About this exercise:
Scan the entries below. Return every line that includes "tượng".

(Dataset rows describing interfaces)
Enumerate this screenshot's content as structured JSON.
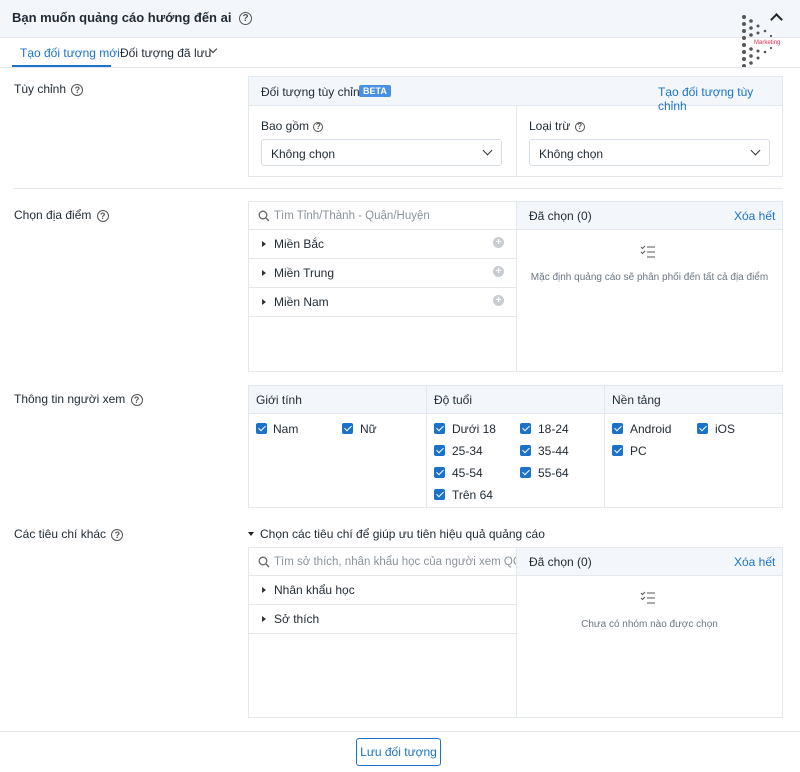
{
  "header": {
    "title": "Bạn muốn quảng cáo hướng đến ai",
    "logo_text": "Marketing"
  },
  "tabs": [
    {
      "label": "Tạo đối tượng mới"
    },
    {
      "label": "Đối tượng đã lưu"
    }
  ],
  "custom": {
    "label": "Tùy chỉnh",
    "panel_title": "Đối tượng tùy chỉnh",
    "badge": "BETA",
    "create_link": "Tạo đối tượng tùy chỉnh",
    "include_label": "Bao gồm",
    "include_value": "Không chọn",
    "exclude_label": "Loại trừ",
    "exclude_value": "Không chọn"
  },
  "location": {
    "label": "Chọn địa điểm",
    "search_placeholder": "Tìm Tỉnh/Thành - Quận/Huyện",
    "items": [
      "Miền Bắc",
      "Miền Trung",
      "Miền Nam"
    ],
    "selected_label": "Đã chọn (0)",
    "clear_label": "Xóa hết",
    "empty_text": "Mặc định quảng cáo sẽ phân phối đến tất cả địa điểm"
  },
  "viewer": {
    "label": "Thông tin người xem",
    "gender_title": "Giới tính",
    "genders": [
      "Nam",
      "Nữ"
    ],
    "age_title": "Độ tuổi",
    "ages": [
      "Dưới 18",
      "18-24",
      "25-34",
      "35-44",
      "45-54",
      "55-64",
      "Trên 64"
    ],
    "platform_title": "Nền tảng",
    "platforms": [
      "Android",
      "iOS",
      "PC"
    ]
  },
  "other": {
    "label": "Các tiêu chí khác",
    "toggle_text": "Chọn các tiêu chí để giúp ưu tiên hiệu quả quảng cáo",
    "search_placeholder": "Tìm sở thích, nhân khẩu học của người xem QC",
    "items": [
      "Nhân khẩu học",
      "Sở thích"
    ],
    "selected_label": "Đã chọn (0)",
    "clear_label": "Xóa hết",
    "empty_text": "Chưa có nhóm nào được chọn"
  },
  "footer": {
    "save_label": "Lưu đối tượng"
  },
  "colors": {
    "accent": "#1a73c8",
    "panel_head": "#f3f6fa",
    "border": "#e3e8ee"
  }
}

Solution to the problem:
      "label": "Tạo đối tượng mới"
      "label": "Đối tượng đã lưu"
    "panel_title": "Đối tượng tùy chỉnh",
    "create_link": "Tạo đối tượng tùy chỉnh",
    "save_label": "Lưu đối tượng"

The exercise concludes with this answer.